***** MATERIAL SUPPLIED *****
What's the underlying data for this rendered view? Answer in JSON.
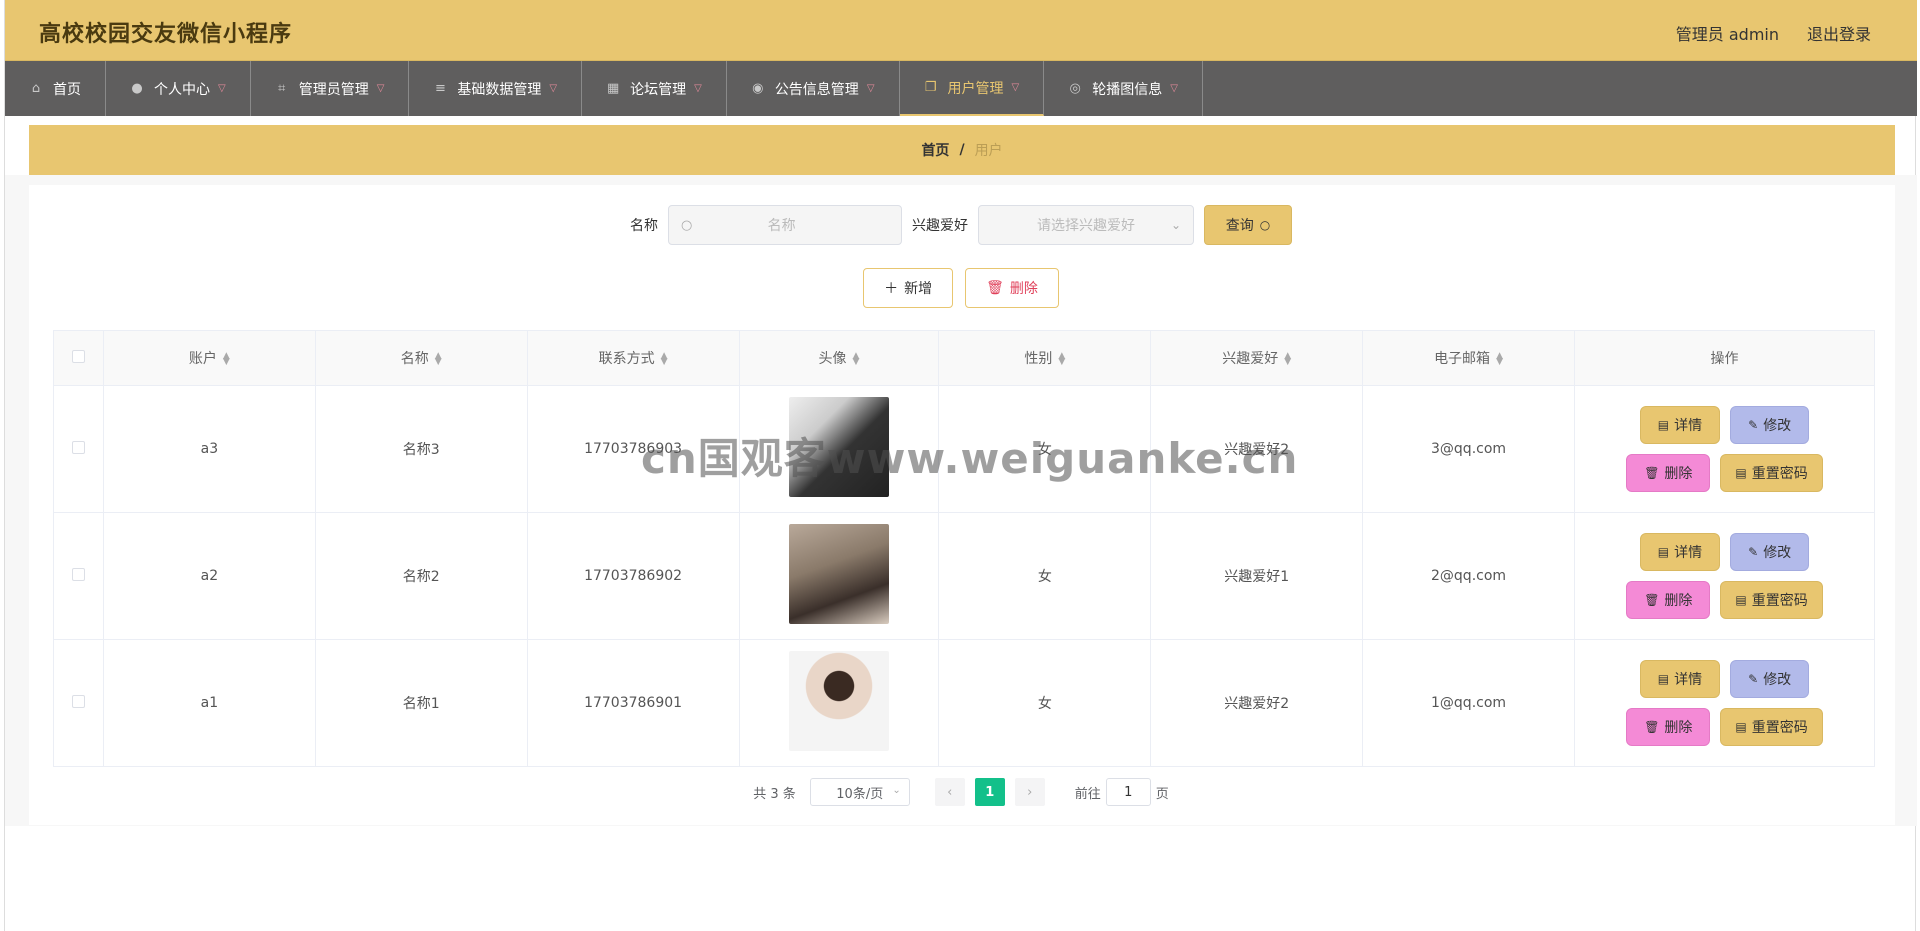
{
  "header": {
    "title": "高校校园交友微信小程序",
    "user": "管理员 admin",
    "logout": "退出登录"
  },
  "nav": [
    {
      "label": "首页",
      "icon": "home-icon",
      "glyph": "⌂"
    },
    {
      "label": "个人中心",
      "icon": "user-icon",
      "glyph": "●"
    },
    {
      "label": "管理员管理",
      "icon": "crop-icon",
      "glyph": "⌗"
    },
    {
      "label": "基础数据管理",
      "icon": "menu-icon",
      "glyph": "≡"
    },
    {
      "label": "论坛管理",
      "icon": "grid-icon",
      "glyph": "▦"
    },
    {
      "label": "公告信息管理",
      "icon": "bulb-icon",
      "glyph": "◉"
    },
    {
      "label": "用户管理",
      "icon": "copy-icon",
      "glyph": "❐"
    },
    {
      "label": "轮播图信息",
      "icon": "compass-icon",
      "glyph": "◎"
    }
  ],
  "breadcrumb": {
    "home": "首页",
    "sep": "/",
    "current": "用户"
  },
  "search": {
    "name_label": "名称",
    "name_placeholder": "名称",
    "hobby_label": "兴趣爱好",
    "hobby_placeholder": "请选择兴趣爱好",
    "query_label": "查询"
  },
  "actions": {
    "add": "新增",
    "delete": "删除"
  },
  "table": {
    "headers": [
      "账户",
      "名称",
      "联系方式",
      "头像",
      "性别",
      "兴趣爱好",
      "电子邮箱",
      "操作"
    ],
    "rows": [
      {
        "account": "a3",
        "name": "名称3",
        "phone": "17703786903",
        "gender": "女",
        "hobby": "兴趣爱好2",
        "email": "3@qq.com"
      },
      {
        "account": "a2",
        "name": "名称2",
        "phone": "17703786902",
        "gender": "女",
        "hobby": "兴趣爱好1",
        "email": "2@qq.com"
      },
      {
        "account": "a1",
        "name": "名称1",
        "phone": "17703786901",
        "gender": "女",
        "hobby": "兴趣爱好2",
        "email": "1@qq.com"
      }
    ],
    "ops": {
      "detail": "详情",
      "edit": "修改",
      "delete": "删除",
      "reset": "重置密码"
    }
  },
  "pagination": {
    "total": "共 3 条",
    "size": "10条/页",
    "current": "1",
    "goto": "前往",
    "jump": "1",
    "page": "页"
  },
  "watermark": "cn国观客www.weiguanke.cn",
  "colors": {
    "accent": "#e8c670",
    "nav_bg": "#5f5e5e",
    "edit": "#b2baea",
    "delete": "#f48ad6",
    "page_active": "#13c08a"
  }
}
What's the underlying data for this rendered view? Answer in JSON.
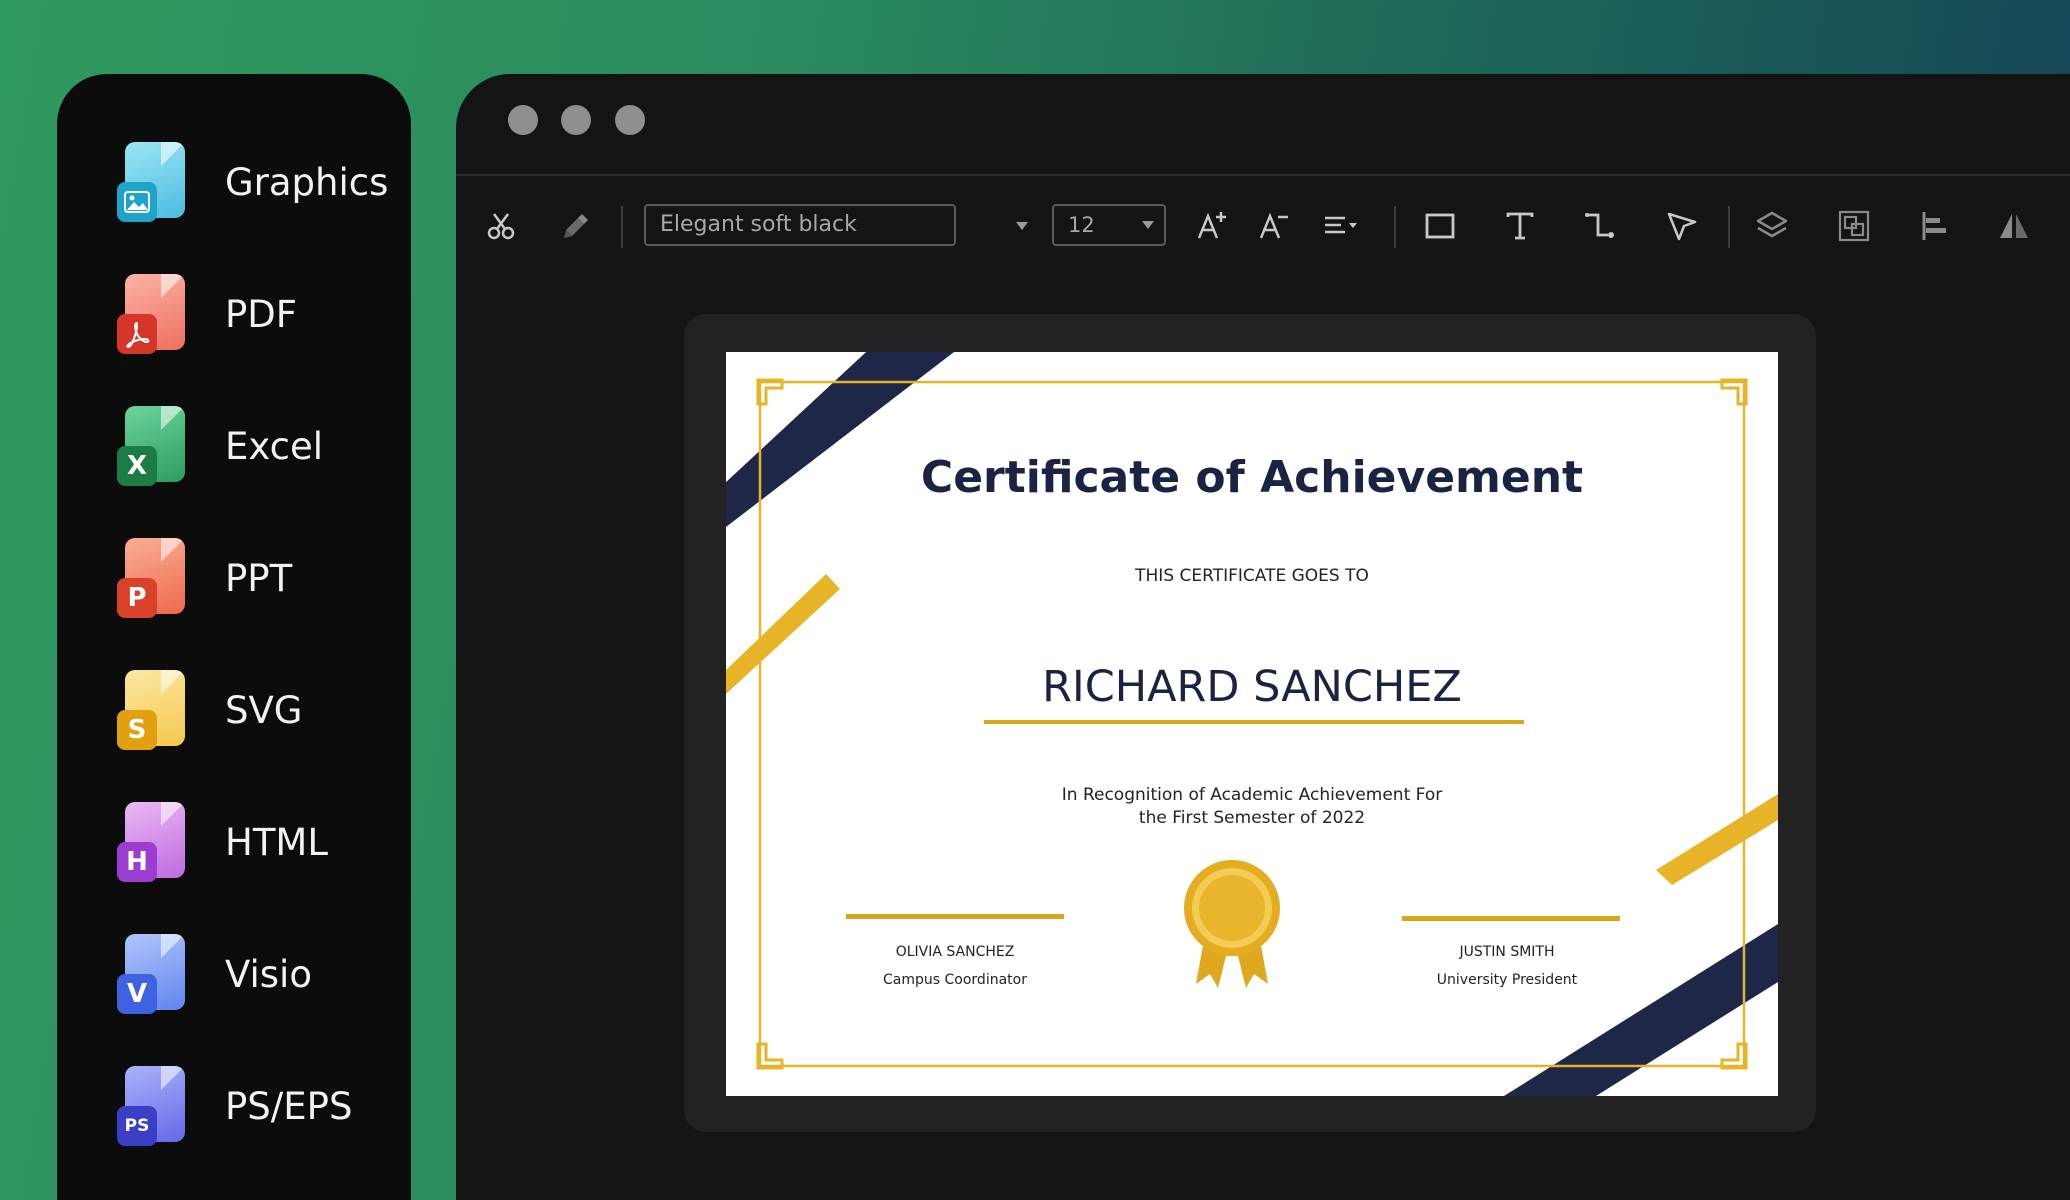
{
  "sidebar": {
    "items": [
      {
        "label": "Graphics",
        "badge": "",
        "icon": "graphics-file-icon",
        "color": "#5fc3e4",
        "badge_color": "#1fa3c9"
      },
      {
        "label": "PDF",
        "badge": "",
        "icon": "pdf-file-icon",
        "color": "#f2887a",
        "badge_color": "#d6352a"
      },
      {
        "label": "Excel",
        "badge": "X",
        "icon": "excel-file-icon",
        "color": "#43b97a",
        "badge_color": "#1d7b45"
      },
      {
        "label": "PPT",
        "badge": "P",
        "icon": "ppt-file-icon",
        "color": "#f07a5c",
        "badge_color": "#d9412a"
      },
      {
        "label": "SVG",
        "badge": "S",
        "icon": "svg-file-icon",
        "color": "#f6d06d",
        "badge_color": "#e0a010"
      },
      {
        "label": "HTML",
        "badge": "H",
        "icon": "html-file-icon",
        "color": "#d58ae8",
        "badge_color": "#9b3dd0"
      },
      {
        "label": "Visio",
        "badge": "V",
        "icon": "visio-file-icon",
        "color": "#7b9cf2",
        "badge_color": "#3f63e0"
      },
      {
        "label": "PS/EPS",
        "badge": "PS",
        "icon": "ps-eps-file-icon",
        "color": "#7f8ef0",
        "badge_color": "#3b3fc8"
      }
    ]
  },
  "toolbar": {
    "font_name": "Elegant soft black",
    "font_size": "12"
  },
  "certificate": {
    "title": "Certificate of Achievement",
    "subtitle": "THIS CERTIFICATE GOES TO",
    "recipient": "RICHARD SANCHEZ",
    "recognition_line1": "In Recognition of Academic Achievement For",
    "recognition_line2": "the First Semester of 2022",
    "signer_left_name": "OLIVIA SANCHEZ",
    "signer_left_role": "Campus Coordinator",
    "signer_right_name": "JUSTIN SMITH",
    "signer_right_role": "University President"
  },
  "colors": {
    "navy": "#1f2748",
    "gold": "#e7b428",
    "window_bg": "#141414"
  }
}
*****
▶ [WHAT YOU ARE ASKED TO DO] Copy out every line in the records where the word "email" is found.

▶ [ANSWER TO THIS PROBLEM]
        "email": "3@qq.com"
        "email": "2@qq.com"
        "email": "1@qq.com"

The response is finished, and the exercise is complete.